* _Your goal_
Print what the records say exactly, and omit the pictures.

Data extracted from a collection

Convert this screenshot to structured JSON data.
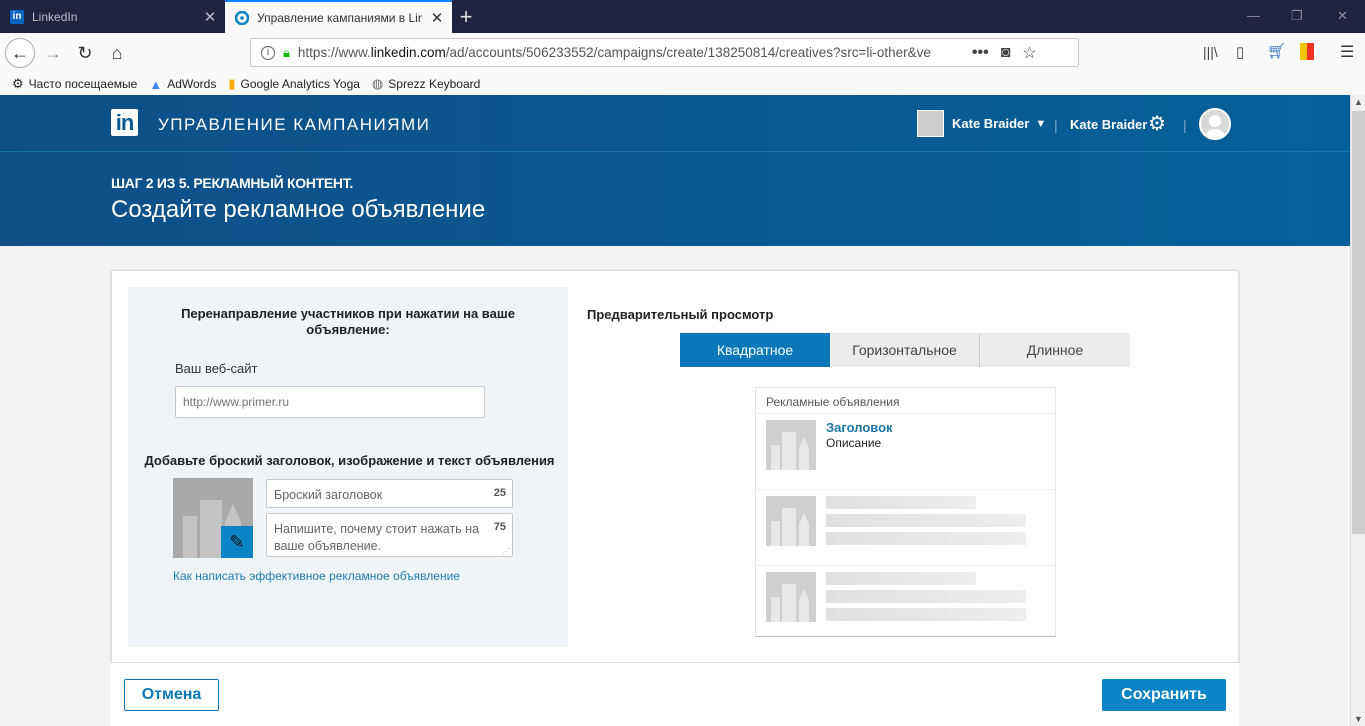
{
  "browser": {
    "tabs": [
      {
        "label": "LinkedIn",
        "icon": "linkedin-icon",
        "active": false
      },
      {
        "label": "Управление кампаниями в LinkedIn",
        "icon": "campaign-manager-icon",
        "active": true
      }
    ],
    "url": {
      "prefix": "https://www.",
      "domain": "linkedin.com",
      "path": "/ad/accounts/506233552/campaigns/create/138250814/creatives?src=li-other&ve"
    },
    "bookmarks": [
      {
        "label": "Часто посещаемые",
        "icon": "gear-icon"
      },
      {
        "label": "AdWords",
        "icon": "adwords-icon"
      },
      {
        "label": "Google Analytics Yoga",
        "icon": "analytics-icon"
      },
      {
        "label": "Sprezz Keyboard",
        "icon": "globe-icon"
      }
    ]
  },
  "header": {
    "app_title": "УПРАВЛЕНИЕ КАМПАНИЯМИ",
    "account_name": "Kate Braider",
    "user_name": "Kate Braider",
    "step": "ШАГ 2 ИЗ 5. РЕКЛАМНЫЙ КОНТЕНТ.",
    "page_title": "Создайте рекламное объявление"
  },
  "left": {
    "redirect_heading": "Перенаправление участников при нажатии на ваше объявление:",
    "website_label": "Ваш веб-сайт",
    "website_placeholder": "http://www.primer.ru",
    "creative_heading": "Добавьте броский заголовок, изображение и текст объявления",
    "headline_placeholder": "Броский заголовок",
    "headline_count": "25",
    "description_placeholder": "Напишите, почему стоит нажать на ваше объявление.",
    "description_count": "75",
    "help_link": "Как написать эффективное рекламное объявление"
  },
  "preview": {
    "heading": "Предварительный просмотр",
    "tabs": [
      {
        "label": "Квадратное",
        "active": true
      },
      {
        "label": "Горизонтальное",
        "active": false
      },
      {
        "label": "Длинное",
        "active": false
      }
    ],
    "box_header": "Рекламные объявления",
    "ad_title": "Заголовок",
    "ad_description": "Описание"
  },
  "footer": {
    "cancel_label": "Отмена",
    "save_label": "Сохранить"
  },
  "colors": {
    "brand": "#0a78b8",
    "header_bg": "#0f4f86",
    "link": "#1e80b3"
  }
}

* _Solution to the exercise_
Convert this screenshot to structured JSON data.
{
  "browser": {
    "tabs": [
      {
        "label": "LinkedIn",
        "icon": "linkedin-icon",
        "active": false
      },
      {
        "label": "Управление кампаниями в LinkedIn",
        "icon": "campaign-manager-icon",
        "active": true
      }
    ],
    "url": {
      "prefix": "https://www.",
      "domain": "linkedin.com",
      "path": "/ad/accounts/506233552/campaigns/create/138250814/creatives?src=li-other&ve"
    },
    "bookmarks": [
      {
        "label": "Часто посещаемые",
        "icon": "gear-icon"
      },
      {
        "label": "AdWords",
        "icon": "adwords-icon"
      },
      {
        "label": "Google Analytics Yoga",
        "icon": "analytics-icon"
      },
      {
        "label": "Sprezz Keyboard",
        "icon": "globe-icon"
      }
    ]
  },
  "header": {
    "app_title": "УПРАВЛЕНИЕ КАМПАНИЯМИ",
    "account_name": "Kate Braider",
    "user_name": "Kate Braider",
    "step": "ШАГ 2 ИЗ 5. РЕКЛАМНЫЙ КОНТЕНТ.",
    "page_title": "Создайте рекламное объявление"
  },
  "left": {
    "redirect_heading": "Перенаправление участников при нажатии на ваше объявление:",
    "website_label": "Ваш веб-сайт",
    "website_placeholder": "http://www.primer.ru",
    "creative_heading": "Добавьте броский заголовок, изображение и текст объявления",
    "headline_placeholder": "Броский заголовок",
    "headline_count": "25",
    "description_placeholder": "Напишите, почему стоит нажать на ваше объявление.",
    "description_count": "75",
    "help_link": "Как написать эффективное рекламное объявление"
  },
  "preview": {
    "heading": "Предварительный просмотр",
    "tabs": [
      {
        "label": "Квадратное",
        "active": true
      },
      {
        "label": "Горизонтальное",
        "active": false
      },
      {
        "label": "Длинное",
        "active": false
      }
    ],
    "box_header": "Рекламные объявления",
    "ad_title": "Заголовок",
    "ad_description": "Описание"
  },
  "footer": {
    "cancel_label": "Отмена",
    "save_label": "Сохранить"
  },
  "colors": {
    "brand": "#0a78b8",
    "header_bg": "#0f4f86",
    "link": "#1e80b3"
  }
}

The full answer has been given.